Return all entries word for word, but drop any images.

*Information supplied*:
▬▬▬▬▬▬▬▬▬▬

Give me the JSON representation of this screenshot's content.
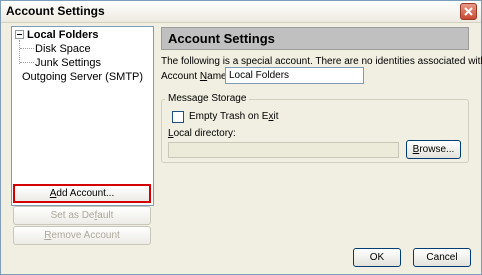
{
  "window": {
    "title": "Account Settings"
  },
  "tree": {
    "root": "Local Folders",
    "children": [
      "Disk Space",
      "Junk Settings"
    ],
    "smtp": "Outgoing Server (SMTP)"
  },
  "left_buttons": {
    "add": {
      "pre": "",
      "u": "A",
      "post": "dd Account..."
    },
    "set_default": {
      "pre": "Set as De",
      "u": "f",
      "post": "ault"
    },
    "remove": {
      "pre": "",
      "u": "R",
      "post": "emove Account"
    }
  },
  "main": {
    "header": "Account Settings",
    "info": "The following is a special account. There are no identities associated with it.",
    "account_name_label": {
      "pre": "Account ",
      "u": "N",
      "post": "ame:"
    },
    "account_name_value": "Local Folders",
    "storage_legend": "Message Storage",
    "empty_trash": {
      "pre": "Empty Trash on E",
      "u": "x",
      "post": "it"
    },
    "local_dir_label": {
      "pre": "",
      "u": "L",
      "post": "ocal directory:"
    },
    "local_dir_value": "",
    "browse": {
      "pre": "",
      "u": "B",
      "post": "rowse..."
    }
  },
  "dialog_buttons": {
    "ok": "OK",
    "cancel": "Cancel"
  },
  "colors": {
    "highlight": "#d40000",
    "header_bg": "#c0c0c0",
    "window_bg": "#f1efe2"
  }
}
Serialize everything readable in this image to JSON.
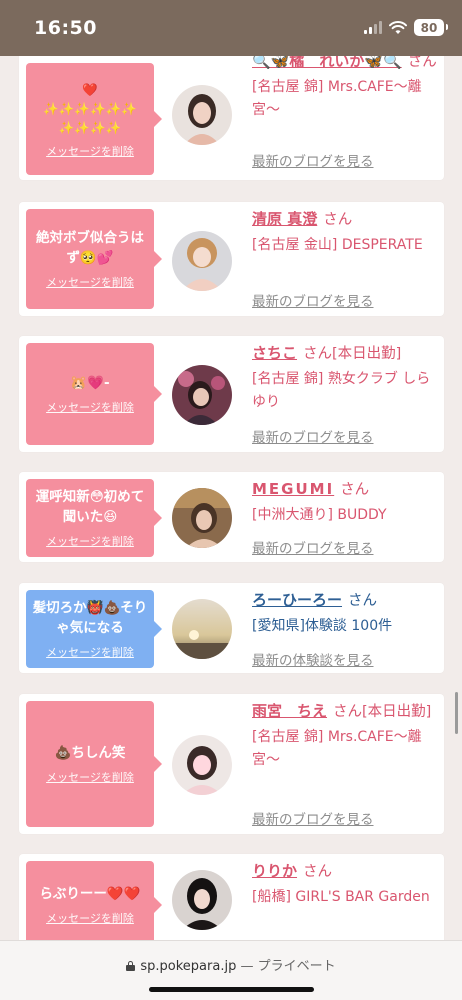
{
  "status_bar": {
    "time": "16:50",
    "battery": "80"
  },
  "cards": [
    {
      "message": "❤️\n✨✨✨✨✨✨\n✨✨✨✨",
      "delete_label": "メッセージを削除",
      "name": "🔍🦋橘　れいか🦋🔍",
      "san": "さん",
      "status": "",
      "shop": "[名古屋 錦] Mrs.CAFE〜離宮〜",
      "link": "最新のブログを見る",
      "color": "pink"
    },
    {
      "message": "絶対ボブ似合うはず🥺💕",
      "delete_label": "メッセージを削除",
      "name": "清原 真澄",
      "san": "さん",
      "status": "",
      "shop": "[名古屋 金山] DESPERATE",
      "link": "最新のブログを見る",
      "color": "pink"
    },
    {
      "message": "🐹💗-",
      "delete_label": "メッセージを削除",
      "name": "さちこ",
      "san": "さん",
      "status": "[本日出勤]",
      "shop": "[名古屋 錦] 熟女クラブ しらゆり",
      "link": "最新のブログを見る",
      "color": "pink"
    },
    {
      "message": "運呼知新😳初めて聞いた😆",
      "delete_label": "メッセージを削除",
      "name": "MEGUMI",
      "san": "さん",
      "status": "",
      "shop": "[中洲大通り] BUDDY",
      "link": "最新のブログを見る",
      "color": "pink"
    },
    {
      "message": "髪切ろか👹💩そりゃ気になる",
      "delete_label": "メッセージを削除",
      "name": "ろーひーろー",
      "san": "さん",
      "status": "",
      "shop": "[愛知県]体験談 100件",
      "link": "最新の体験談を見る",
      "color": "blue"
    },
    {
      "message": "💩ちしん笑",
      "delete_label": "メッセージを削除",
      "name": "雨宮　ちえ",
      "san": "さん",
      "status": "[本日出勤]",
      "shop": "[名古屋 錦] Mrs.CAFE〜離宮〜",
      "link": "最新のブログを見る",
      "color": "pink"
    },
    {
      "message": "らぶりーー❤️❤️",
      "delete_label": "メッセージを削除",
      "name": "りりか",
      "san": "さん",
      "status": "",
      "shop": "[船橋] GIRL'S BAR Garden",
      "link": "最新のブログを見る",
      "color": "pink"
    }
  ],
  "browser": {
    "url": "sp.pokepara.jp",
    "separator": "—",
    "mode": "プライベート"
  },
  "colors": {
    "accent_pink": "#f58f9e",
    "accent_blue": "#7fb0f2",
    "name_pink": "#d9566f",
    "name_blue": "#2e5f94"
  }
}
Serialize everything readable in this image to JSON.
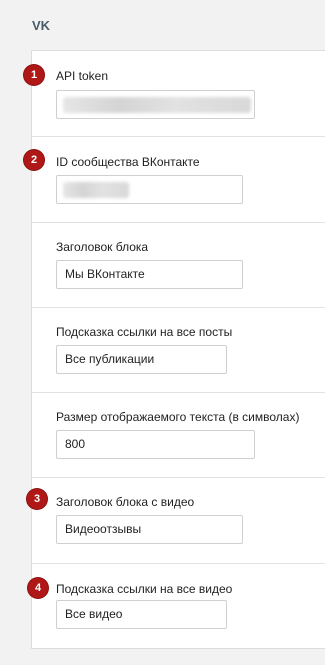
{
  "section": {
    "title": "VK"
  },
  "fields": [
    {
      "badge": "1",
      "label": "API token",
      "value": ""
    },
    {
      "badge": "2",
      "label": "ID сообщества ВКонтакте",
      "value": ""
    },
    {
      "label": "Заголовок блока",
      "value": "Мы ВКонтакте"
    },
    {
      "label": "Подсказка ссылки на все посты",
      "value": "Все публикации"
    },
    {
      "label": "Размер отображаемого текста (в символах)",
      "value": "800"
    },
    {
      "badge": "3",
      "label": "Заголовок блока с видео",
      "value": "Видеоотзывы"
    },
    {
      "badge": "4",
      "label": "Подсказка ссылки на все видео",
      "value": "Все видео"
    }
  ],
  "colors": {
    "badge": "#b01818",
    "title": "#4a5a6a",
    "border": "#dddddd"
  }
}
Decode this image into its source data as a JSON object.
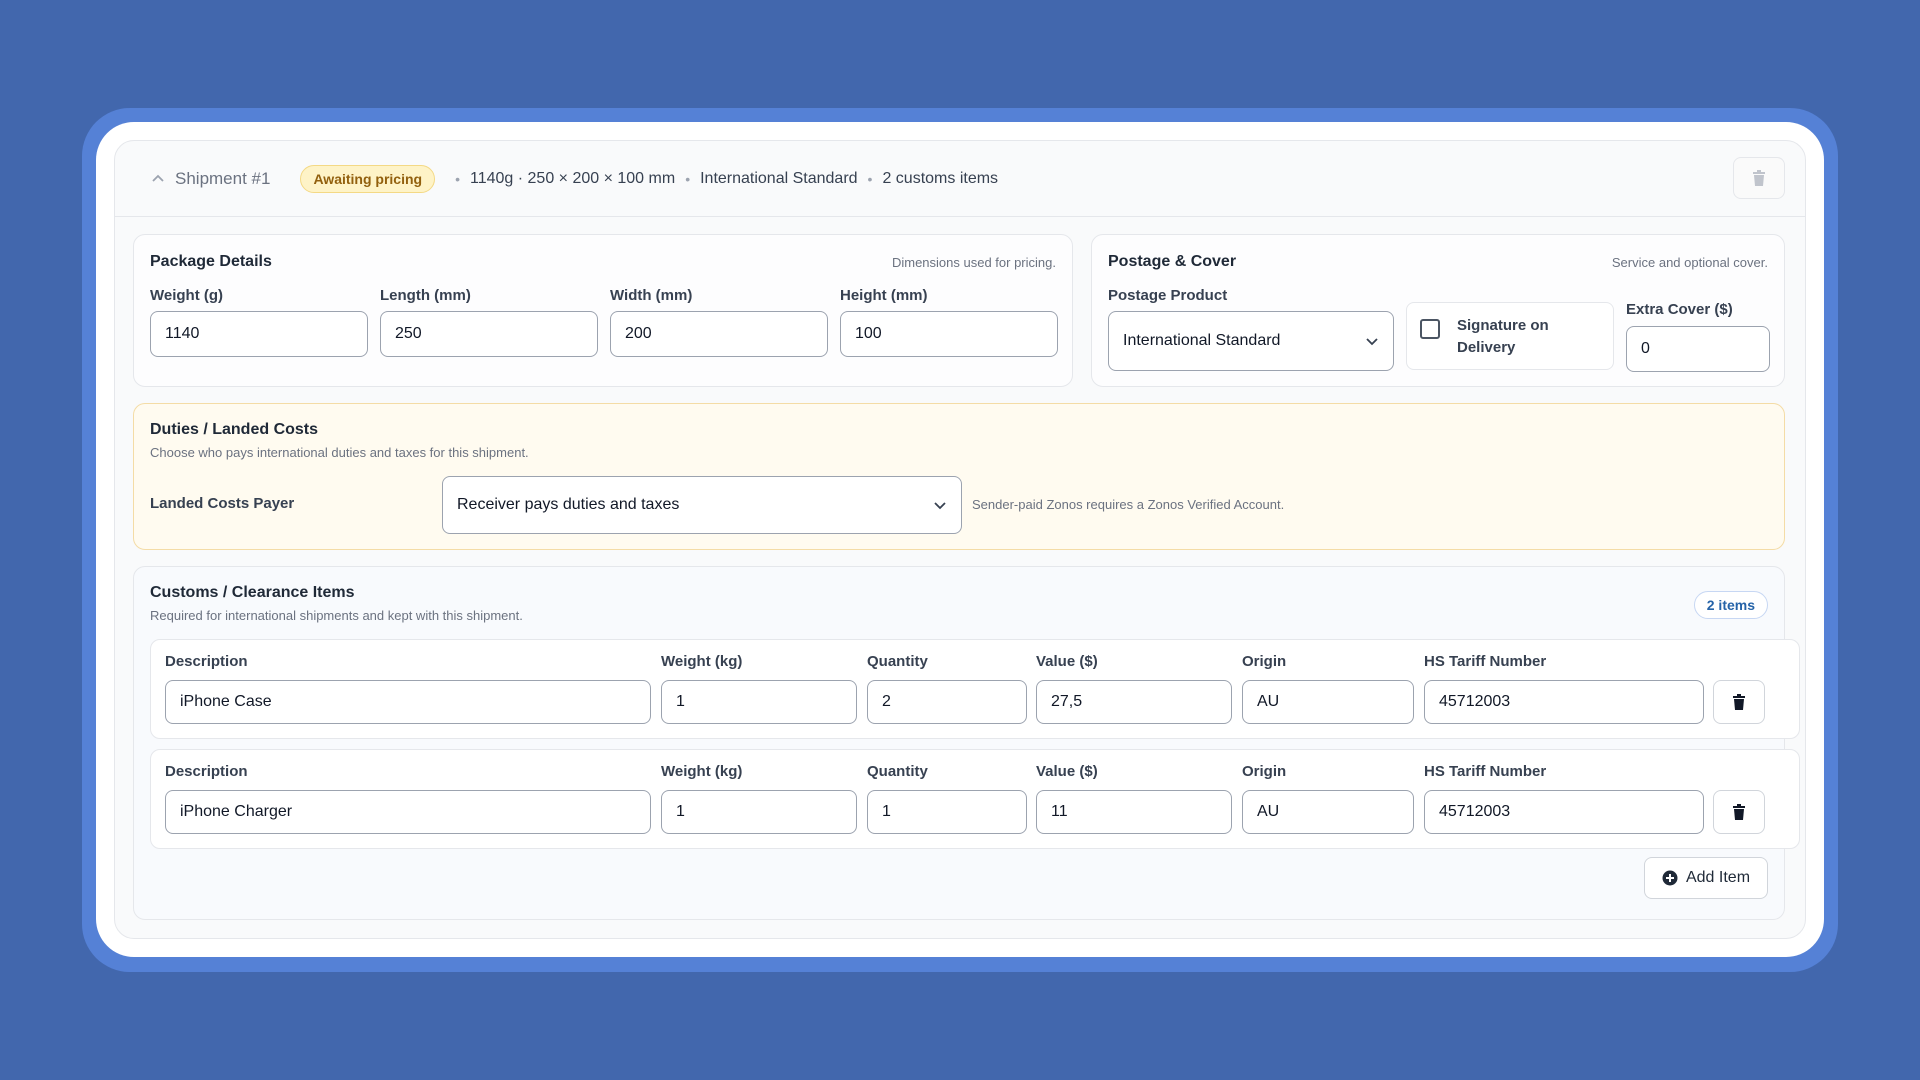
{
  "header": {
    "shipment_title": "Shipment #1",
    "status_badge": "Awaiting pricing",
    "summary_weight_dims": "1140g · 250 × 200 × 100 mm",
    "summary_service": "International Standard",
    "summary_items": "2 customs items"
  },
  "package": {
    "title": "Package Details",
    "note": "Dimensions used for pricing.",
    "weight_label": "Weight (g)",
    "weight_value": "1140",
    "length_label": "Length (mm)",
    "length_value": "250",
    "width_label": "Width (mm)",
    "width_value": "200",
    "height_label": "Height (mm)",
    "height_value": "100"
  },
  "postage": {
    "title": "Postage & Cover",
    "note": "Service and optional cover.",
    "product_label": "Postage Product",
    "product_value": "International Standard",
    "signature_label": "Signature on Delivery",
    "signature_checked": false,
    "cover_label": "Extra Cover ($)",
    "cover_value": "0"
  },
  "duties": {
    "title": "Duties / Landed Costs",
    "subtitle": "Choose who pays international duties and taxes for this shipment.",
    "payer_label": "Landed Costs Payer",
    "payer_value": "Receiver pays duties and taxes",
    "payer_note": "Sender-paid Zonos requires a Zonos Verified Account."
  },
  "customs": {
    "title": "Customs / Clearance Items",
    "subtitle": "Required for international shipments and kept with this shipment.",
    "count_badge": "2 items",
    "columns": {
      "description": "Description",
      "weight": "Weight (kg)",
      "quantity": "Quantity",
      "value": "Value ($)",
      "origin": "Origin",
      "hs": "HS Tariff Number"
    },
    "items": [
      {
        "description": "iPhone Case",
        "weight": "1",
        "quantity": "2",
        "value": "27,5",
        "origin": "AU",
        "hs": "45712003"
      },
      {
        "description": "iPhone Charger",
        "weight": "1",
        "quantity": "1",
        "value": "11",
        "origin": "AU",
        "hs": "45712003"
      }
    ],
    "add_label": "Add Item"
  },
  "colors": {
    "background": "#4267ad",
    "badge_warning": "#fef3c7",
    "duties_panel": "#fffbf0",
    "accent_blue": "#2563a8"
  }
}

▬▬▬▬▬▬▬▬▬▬

*Task response*:
Give me the JSON representation of this screenshot's content.
{
  "window": {
    "title": "Account Settings"
  },
  "tree": {
    "root": "Local Folders",
    "children": [
      "Disk Space",
      "Junk Settings"
    ],
    "smtp": "Outgoing Server (SMTP)"
  },
  "left_buttons": {
    "add": {
      "pre": "",
      "u": "A",
      "post": "dd Account..."
    },
    "set_default": {
      "pre": "Set as De",
      "u": "f",
      "post": "ault"
    },
    "remove": {
      "pre": "",
      "u": "R",
      "post": "emove Account"
    }
  },
  "main": {
    "header": "Account Settings",
    "info": "The following is a special account. There are no identities associated with it.",
    "account_name_label": {
      "pre": "Account ",
      "u": "N",
      "post": "ame:"
    },
    "account_name_value": "Local Folders",
    "storage_legend": "Message Storage",
    "empty_trash": {
      "pre": "Empty Trash on E",
      "u": "x",
      "post": "it"
    },
    "local_dir_label": {
      "pre": "",
      "u": "L",
      "post": "ocal directory:"
    },
    "local_dir_value": "",
    "browse": {
      "pre": "",
      "u": "B",
      "post": "rowse..."
    }
  },
  "dialog_buttons": {
    "ok": "OK",
    "cancel": "Cancel"
  },
  "colors": {
    "highlight": "#d40000",
    "header_bg": "#c0c0c0",
    "window_bg": "#f1efe2"
  }
}
Serialize everything readable in this image to JSON.
{
  "status_bar": {
    "time": "16:50",
    "battery": "80"
  },
  "cards": [
    {
      "message": "❤️\n✨✨✨✨✨✨\n✨✨✨✨",
      "delete_label": "メッセージを削除",
      "name": "🔍🦋橘　れいか🦋🔍",
      "san": "さん",
      "status": "",
      "shop": "[名古屋 錦] Mrs.CAFE〜離宮〜",
      "link": "最新のブログを見る",
      "color": "pink"
    },
    {
      "message": "絶対ボブ似合うはず🥺💕",
      "delete_label": "メッセージを削除",
      "name": "清原 真澄",
      "san": "さん",
      "status": "",
      "shop": "[名古屋 金山] DESPERATE",
      "link": "最新のブログを見る",
      "color": "pink"
    },
    {
      "message": "🐹💗-",
      "delete_label": "メッセージを削除",
      "name": "さちこ",
      "san": "さん",
      "status": "[本日出勤]",
      "shop": "[名古屋 錦] 熟女クラブ しらゆり",
      "link": "最新のブログを見る",
      "color": "pink"
    },
    {
      "message": "運呼知新😳初めて聞いた😆",
      "delete_label": "メッセージを削除",
      "name": "MEGUMI",
      "san": "さん",
      "status": "",
      "shop": "[中洲大通り] BUDDY",
      "link": "最新のブログを見る",
      "color": "pink"
    },
    {
      "message": "髪切ろか👹💩そりゃ気になる",
      "delete_label": "メッセージを削除",
      "name": "ろーひーろー",
      "san": "さん",
      "status": "",
      "shop": "[愛知県]体験談 100件",
      "link": "最新の体験談を見る",
      "color": "blue"
    },
    {
      "message": "💩ちしん笑",
      "delete_label": "メッセージを削除",
      "name": "雨宮　ちえ",
      "san": "さん",
      "status": "[本日出勤]",
      "shop": "[名古屋 錦] Mrs.CAFE〜離宮〜",
      "link": "最新のブログを見る",
      "color": "pink"
    },
    {
      "message": "らぶりーー❤️❤️",
      "delete_label": "メッセージを削除",
      "name": "りりか",
      "san": "さん",
      "status": "",
      "shop": "[船橋] GIRL'S BAR Garden",
      "link": "最新のブログを見る",
      "color": "pink"
    }
  ],
  "browser": {
    "url": "sp.pokepara.jp",
    "separator": "—",
    "mode": "プライベート"
  },
  "colors": {
    "accent_pink": "#f58f9e",
    "accent_blue": "#7fb0f2",
    "name_pink": "#d9566f",
    "name_blue": "#2e5f94"
  }
}
Serialize everything readable in this image to JSON.
{
  "section": {
    "title": "VK"
  },
  "fields": [
    {
      "badge": "1",
      "label": "API token",
      "value": ""
    },
    {
      "badge": "2",
      "label": "ID сообщества ВКонтакте",
      "value": ""
    },
    {
      "label": "Заголовок блока",
      "value": "Мы ВКонтакте"
    },
    {
      "label": "Подсказка ссылки на все посты",
      "value": "Все публикации"
    },
    {
      "label": "Размер отображаемого текста (в символах)",
      "value": "800"
    },
    {
      "badge": "3",
      "label": "Заголовок блока с видео",
      "value": "Видеоотзывы"
    },
    {
      "badge": "4",
      "label": "Подсказка ссылки на все видео",
      "value": "Все видео"
    }
  ],
  "colors": {
    "badge": "#b01818",
    "title": "#4a5a6a",
    "border": "#dddddd"
  }
}
Decode this image into its source data as a JSON object.
{
  "header": {
    "shipment_title": "Shipment #1",
    "status_badge": "Awaiting pricing",
    "summary_weight_dims": "1140g · 250 × 200 × 100 mm",
    "summary_service": "International Standard",
    "summary_items": "2 customs items"
  },
  "package": {
    "title": "Package Details",
    "note": "Dimensions used for pricing.",
    "weight_label": "Weight (g)",
    "weight_value": "1140",
    "length_label": "Length (mm)",
    "length_value": "250",
    "width_label": "Width (mm)",
    "width_value": "200",
    "height_label": "Height (mm)",
    "height_value": "100"
  },
  "postage": {
    "title": "Postage & Cover",
    "note": "Service and optional cover.",
    "product_label": "Postage Product",
    "product_value": "International Standard",
    "signature_label": "Signature on Delivery",
    "signature_checked": false,
    "cover_label": "Extra Cover ($)",
    "cover_value": "0"
  },
  "duties": {
    "title": "Duties / Landed Costs",
    "subtitle": "Choose who pays international duties and taxes for this shipment.",
    "payer_label": "Landed Costs Payer",
    "payer_value": "Receiver pays duties and taxes",
    "payer_note": "Sender-paid Zonos requires a Zonos Verified Account."
  },
  "customs": {
    "title": "Customs / Clearance Items",
    "subtitle": "Required for international shipments and kept with this shipment.",
    "count_badge": "2 items",
    "columns": {
      "description": "Description",
      "weight": "Weight (kg)",
      "quantity": "Quantity",
      "value": "Value ($)",
      "origin": "Origin",
      "hs": "HS Tariff Number"
    },
    "items": [
      {
        "description": "iPhone Case",
        "weight": "1",
        "quantity": "2",
        "value": "27,5",
        "origin": "AU",
        "hs": "45712003"
      },
      {
        "description": "iPhone Charger",
        "weight": "1",
        "quantity": "1",
        "value": "11",
        "origin": "AU",
        "hs": "45712003"
      }
    ],
    "add_label": "Add Item"
  },
  "colors": {
    "background": "#4267ad",
    "badge_warning": "#fef3c7",
    "duties_panel": "#fffbf0",
    "accent_blue": "#2563a8"
  }
}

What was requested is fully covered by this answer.